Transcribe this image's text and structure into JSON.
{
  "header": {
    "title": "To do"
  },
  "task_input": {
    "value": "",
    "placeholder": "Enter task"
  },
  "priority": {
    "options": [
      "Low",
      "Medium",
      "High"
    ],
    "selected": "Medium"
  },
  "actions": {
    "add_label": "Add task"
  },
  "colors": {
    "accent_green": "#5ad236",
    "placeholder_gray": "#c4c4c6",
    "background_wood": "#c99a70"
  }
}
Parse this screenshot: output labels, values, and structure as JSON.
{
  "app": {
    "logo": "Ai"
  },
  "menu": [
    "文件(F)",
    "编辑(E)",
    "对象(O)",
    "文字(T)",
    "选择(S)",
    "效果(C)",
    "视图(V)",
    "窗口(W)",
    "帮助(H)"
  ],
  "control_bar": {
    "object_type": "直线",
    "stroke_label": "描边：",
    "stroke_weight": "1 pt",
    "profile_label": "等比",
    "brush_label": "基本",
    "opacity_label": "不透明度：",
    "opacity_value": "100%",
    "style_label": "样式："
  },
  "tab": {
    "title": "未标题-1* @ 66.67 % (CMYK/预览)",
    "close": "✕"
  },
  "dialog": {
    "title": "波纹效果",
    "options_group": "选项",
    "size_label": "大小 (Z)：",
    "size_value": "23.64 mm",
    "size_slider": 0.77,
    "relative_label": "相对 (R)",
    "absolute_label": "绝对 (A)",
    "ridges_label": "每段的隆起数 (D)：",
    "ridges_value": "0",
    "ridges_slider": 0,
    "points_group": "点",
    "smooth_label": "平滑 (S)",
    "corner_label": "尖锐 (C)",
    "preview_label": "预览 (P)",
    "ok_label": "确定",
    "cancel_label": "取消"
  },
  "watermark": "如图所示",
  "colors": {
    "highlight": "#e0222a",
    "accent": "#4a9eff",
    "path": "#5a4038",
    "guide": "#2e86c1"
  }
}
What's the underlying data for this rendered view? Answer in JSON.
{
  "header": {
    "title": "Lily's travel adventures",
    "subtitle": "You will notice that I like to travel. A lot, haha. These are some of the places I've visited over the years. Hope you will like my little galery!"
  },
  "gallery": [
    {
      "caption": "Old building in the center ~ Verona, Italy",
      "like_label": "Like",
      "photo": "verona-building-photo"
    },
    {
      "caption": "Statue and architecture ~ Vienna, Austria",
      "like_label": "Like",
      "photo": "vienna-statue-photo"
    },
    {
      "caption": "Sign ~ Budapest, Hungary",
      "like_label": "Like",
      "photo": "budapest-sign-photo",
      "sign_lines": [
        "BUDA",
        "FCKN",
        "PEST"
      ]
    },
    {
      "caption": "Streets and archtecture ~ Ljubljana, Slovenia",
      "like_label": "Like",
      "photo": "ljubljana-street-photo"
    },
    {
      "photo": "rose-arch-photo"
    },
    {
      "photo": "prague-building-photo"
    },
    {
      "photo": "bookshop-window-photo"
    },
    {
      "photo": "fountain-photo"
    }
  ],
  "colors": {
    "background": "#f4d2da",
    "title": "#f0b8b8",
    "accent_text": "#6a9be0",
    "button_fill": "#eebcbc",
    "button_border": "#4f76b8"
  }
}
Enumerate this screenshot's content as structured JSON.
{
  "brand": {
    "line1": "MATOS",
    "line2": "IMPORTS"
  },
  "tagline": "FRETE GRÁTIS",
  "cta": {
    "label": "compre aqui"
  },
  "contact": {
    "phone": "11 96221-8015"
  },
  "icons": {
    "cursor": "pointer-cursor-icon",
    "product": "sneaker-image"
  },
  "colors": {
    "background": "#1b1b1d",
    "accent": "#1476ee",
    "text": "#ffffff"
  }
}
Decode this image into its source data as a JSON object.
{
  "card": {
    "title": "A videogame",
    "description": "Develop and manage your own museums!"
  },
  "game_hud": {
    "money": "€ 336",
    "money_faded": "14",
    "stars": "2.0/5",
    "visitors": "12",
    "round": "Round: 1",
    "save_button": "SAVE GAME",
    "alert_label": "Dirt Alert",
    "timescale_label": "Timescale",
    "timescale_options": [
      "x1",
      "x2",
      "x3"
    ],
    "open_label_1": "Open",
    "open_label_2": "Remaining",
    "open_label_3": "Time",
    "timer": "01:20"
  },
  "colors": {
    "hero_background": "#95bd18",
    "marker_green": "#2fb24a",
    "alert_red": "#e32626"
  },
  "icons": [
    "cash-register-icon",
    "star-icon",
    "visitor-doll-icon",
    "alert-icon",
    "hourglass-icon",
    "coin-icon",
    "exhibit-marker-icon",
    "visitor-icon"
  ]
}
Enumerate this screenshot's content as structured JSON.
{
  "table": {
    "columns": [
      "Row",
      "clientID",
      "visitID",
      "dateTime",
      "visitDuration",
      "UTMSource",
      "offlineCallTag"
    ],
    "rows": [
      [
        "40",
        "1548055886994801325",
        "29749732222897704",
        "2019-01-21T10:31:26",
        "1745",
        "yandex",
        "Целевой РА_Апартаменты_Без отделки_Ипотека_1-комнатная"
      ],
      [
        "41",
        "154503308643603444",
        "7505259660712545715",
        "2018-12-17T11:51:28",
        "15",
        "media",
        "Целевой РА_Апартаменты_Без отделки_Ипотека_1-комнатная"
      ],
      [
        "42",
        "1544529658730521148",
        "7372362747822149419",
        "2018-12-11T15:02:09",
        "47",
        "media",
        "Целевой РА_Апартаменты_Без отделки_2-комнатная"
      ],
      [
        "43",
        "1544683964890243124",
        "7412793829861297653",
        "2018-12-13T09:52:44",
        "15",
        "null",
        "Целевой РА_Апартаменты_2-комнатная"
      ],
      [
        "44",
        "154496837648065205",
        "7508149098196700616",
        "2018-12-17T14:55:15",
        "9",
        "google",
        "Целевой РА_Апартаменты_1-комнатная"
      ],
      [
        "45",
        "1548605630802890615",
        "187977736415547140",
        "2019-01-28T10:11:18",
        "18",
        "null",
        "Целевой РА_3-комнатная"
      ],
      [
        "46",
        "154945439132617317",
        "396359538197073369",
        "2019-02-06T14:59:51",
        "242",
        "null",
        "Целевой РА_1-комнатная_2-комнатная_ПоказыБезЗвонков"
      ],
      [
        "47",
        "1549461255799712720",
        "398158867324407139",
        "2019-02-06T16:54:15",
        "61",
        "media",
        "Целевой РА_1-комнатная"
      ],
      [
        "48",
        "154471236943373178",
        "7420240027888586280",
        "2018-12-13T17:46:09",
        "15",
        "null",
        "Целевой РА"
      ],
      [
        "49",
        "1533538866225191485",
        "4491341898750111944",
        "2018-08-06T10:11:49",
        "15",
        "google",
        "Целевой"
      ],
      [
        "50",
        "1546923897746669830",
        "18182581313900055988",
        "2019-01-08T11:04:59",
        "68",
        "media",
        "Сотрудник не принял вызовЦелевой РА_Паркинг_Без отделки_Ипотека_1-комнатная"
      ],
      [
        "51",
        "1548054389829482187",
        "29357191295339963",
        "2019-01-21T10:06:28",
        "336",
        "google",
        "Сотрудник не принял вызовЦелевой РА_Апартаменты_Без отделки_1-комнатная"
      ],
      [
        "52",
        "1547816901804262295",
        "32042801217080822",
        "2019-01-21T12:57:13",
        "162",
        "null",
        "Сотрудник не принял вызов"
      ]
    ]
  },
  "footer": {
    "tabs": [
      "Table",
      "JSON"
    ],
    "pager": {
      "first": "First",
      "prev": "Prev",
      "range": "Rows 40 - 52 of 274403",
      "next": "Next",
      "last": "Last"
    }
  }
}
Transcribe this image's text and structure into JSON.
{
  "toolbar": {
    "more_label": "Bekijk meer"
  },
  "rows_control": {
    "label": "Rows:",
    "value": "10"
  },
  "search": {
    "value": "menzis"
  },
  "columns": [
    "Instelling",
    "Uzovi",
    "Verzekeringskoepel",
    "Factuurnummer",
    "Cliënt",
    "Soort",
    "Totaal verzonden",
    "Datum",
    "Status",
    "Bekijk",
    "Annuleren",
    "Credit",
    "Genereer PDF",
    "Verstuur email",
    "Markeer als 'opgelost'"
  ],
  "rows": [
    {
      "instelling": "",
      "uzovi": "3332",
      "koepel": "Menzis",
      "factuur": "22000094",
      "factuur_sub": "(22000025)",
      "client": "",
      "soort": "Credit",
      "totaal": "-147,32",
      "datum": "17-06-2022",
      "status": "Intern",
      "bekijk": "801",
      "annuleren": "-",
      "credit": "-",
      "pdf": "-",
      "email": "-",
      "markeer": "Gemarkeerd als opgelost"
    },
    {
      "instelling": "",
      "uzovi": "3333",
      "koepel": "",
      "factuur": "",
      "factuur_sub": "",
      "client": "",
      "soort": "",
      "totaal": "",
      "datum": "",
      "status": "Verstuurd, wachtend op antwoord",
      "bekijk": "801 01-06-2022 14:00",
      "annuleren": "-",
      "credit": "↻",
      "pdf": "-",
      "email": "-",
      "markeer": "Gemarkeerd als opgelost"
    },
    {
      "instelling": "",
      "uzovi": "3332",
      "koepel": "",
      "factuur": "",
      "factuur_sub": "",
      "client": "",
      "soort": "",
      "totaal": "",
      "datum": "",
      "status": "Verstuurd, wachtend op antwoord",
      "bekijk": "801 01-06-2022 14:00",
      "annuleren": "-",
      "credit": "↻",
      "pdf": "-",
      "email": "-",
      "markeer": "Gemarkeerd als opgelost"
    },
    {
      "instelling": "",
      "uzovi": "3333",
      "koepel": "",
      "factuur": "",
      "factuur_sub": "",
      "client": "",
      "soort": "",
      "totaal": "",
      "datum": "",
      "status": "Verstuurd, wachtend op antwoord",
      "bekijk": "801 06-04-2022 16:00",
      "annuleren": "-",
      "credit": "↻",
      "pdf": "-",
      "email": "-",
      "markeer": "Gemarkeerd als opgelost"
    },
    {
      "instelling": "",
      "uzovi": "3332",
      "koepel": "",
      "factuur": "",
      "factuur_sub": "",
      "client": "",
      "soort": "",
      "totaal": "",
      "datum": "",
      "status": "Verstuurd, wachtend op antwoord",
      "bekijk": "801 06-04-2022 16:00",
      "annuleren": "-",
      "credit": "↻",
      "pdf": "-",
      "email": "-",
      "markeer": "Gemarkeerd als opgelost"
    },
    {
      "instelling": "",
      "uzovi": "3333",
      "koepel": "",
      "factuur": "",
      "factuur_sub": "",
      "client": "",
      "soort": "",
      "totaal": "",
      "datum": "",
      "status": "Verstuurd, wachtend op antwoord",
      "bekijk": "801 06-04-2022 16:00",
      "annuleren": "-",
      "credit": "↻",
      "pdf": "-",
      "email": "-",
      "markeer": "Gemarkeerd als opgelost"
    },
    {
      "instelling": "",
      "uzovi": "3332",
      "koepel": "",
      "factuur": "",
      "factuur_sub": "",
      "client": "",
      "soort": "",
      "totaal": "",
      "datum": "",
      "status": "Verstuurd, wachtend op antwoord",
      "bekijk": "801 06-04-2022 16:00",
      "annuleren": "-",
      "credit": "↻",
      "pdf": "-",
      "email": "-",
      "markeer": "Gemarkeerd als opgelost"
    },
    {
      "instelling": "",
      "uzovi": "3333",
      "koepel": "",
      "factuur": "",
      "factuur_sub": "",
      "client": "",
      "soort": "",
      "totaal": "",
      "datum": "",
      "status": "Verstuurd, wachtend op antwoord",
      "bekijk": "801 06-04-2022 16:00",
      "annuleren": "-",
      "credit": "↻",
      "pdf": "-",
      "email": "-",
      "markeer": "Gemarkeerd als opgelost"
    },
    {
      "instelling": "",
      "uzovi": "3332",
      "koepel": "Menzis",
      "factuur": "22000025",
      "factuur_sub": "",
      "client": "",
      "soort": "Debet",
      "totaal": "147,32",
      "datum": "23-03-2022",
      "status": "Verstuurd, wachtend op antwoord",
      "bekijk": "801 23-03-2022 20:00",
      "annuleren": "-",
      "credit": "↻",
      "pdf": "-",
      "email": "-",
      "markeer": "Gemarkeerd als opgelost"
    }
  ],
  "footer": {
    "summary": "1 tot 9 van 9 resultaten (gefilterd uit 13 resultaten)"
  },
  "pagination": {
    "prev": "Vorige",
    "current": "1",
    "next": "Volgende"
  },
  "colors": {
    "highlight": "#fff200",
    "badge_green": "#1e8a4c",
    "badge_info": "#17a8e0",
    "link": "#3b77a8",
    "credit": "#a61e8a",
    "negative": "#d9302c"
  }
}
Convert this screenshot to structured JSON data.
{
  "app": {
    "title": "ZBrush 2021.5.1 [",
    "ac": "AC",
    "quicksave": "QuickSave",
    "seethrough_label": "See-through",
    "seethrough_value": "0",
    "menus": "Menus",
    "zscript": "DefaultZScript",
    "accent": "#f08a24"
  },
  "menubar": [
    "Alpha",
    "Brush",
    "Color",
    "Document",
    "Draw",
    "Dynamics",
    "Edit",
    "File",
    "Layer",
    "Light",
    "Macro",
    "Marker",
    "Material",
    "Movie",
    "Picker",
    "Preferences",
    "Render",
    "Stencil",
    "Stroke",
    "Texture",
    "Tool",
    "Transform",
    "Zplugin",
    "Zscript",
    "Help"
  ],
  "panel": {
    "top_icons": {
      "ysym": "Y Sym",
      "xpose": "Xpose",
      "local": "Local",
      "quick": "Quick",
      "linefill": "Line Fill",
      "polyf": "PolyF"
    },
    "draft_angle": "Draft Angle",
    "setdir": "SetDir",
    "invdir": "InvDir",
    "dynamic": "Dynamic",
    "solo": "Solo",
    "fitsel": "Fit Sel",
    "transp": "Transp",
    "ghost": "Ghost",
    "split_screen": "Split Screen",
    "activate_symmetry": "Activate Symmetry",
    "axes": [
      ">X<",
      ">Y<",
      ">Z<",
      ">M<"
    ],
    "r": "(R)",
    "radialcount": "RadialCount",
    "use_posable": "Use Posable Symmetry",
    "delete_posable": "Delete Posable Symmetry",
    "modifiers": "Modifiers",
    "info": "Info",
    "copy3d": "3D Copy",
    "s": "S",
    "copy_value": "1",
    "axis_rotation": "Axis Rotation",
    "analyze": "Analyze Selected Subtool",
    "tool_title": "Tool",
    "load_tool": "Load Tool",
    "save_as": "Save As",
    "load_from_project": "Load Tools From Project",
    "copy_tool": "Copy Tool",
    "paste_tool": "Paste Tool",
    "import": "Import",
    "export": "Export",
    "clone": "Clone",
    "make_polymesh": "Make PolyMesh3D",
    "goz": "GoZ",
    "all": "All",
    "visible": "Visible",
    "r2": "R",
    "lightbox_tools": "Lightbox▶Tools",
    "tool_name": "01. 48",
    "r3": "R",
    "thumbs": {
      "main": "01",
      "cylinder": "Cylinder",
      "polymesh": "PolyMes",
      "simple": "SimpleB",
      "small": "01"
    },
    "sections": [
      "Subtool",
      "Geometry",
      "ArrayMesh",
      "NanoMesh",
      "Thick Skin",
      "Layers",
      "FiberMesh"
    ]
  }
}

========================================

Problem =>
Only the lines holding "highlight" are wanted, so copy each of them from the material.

Solution for this task =>
    "highlight": "#e0222a",
    "highlight": "#fff200",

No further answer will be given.